(TASK PROMPT) The records that follow are to be copied word for word. Pictures should be omitted.

GIVEN DATA section start

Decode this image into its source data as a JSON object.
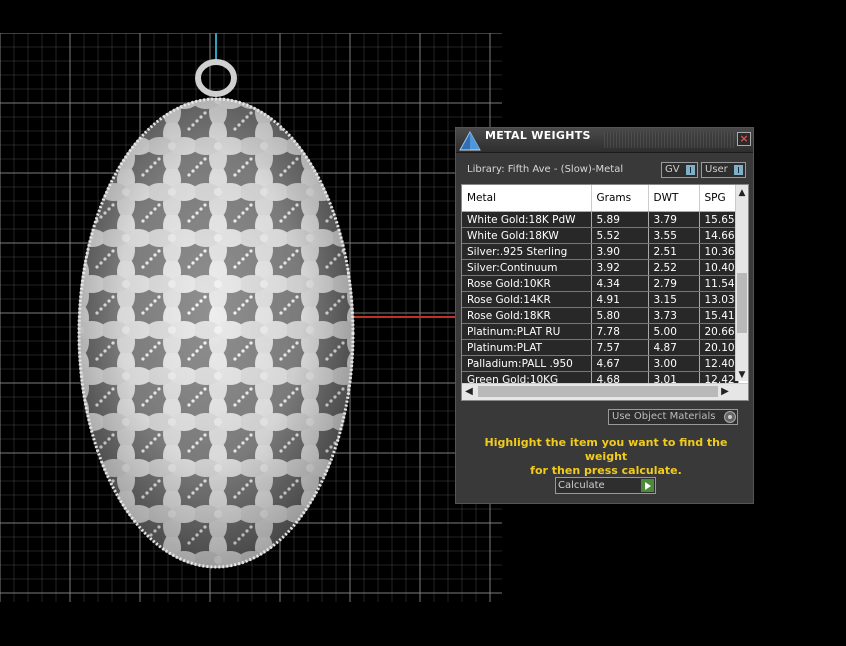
{
  "panel": {
    "title": "METAL WEIGHTS",
    "close_label": "×",
    "library_label": "Library: Fifth Ave - (Slow)-Metal",
    "gv_label": "GV",
    "user_label": "User",
    "use_object_materials_label": "Use Object Materials",
    "hint_line1": "Highlight the item you want to find the weight",
    "hint_line2": "for then press calculate.",
    "calculate_label": "Calculate"
  },
  "table": {
    "headers": [
      "Metal",
      "Grams",
      "DWT",
      "SPG"
    ],
    "rows": [
      [
        "White Gold:18K PdW",
        "5.89",
        "3.79",
        "15.65"
      ],
      [
        "White Gold:18KW",
        "5.52",
        "3.55",
        "14.66"
      ],
      [
        "Silver:.925 Sterling",
        "3.90",
        "2.51",
        "10.36"
      ],
      [
        "Silver:Continuum",
        "3.92",
        "2.52",
        "10.40"
      ],
      [
        "Rose Gold:10KR",
        "4.34",
        "2.79",
        "11.54"
      ],
      [
        "Rose Gold:14KR",
        "4.91",
        "3.15",
        "13.03"
      ],
      [
        "Rose Gold:18KR",
        "5.80",
        "3.73",
        "15.41"
      ],
      [
        "Platinum:PLAT RU",
        "7.78",
        "5.00",
        "20.66"
      ],
      [
        "Platinum:PLAT",
        "7.57",
        "4.87",
        "20.10"
      ],
      [
        "Palladium:PALL .950",
        "4.67",
        "3.00",
        "12.40"
      ],
      [
        "Green Gold:10KG",
        "4.68",
        "3.01",
        "12.42"
      ]
    ]
  },
  "colors": {
    "hint_text": "#f2cc1c",
    "grid_line": "#8a8a8a",
    "axis_x": "#c0302a",
    "axis_y": "#2ea0c0"
  },
  "icons": {
    "app": "pyramid-logo-icon",
    "close": "close-icon",
    "calculate": "play-icon"
  }
}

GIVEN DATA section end

(ANSWER BOX)
Decode this image into its source data as a JSON object.
{
  "panel": {
    "title": "METAL WEIGHTS",
    "close_label": "×",
    "library_label": "Library: Fifth Ave - (Slow)-Metal",
    "gv_label": "GV",
    "user_label": "User",
    "use_object_materials_label": "Use Object Materials",
    "hint_line1": "Highlight the item you want to find the weight",
    "hint_line2": "for then press calculate.",
    "calculate_label": "Calculate"
  },
  "table": {
    "headers": [
      "Metal",
      "Grams",
      "DWT",
      "SPG"
    ],
    "rows": [
      [
        "White Gold:18K PdW",
        "5.89",
        "3.79",
        "15.65"
      ],
      [
        "White Gold:18KW",
        "5.52",
        "3.55",
        "14.66"
      ],
      [
        "Silver:.925 Sterling",
        "3.90",
        "2.51",
        "10.36"
      ],
      [
        "Silver:Continuum",
        "3.92",
        "2.52",
        "10.40"
      ],
      [
        "Rose Gold:10KR",
        "4.34",
        "2.79",
        "11.54"
      ],
      [
        "Rose Gold:14KR",
        "4.91",
        "3.15",
        "13.03"
      ],
      [
        "Rose Gold:18KR",
        "5.80",
        "3.73",
        "15.41"
      ],
      [
        "Platinum:PLAT RU",
        "7.78",
        "5.00",
        "20.66"
      ],
      [
        "Platinum:PLAT",
        "7.57",
        "4.87",
        "20.10"
      ],
      [
        "Palladium:PALL .950",
        "4.67",
        "3.00",
        "12.40"
      ],
      [
        "Green Gold:10KG",
        "4.68",
        "3.01",
        "12.42"
      ]
    ]
  },
  "colors": {
    "hint_text": "#f2cc1c",
    "grid_line": "#8a8a8a",
    "axis_x": "#c0302a",
    "axis_y": "#2ea0c0"
  },
  "icons": {
    "app": "pyramid-logo-icon",
    "close": "close-icon",
    "calculate": "play-icon"
  }
}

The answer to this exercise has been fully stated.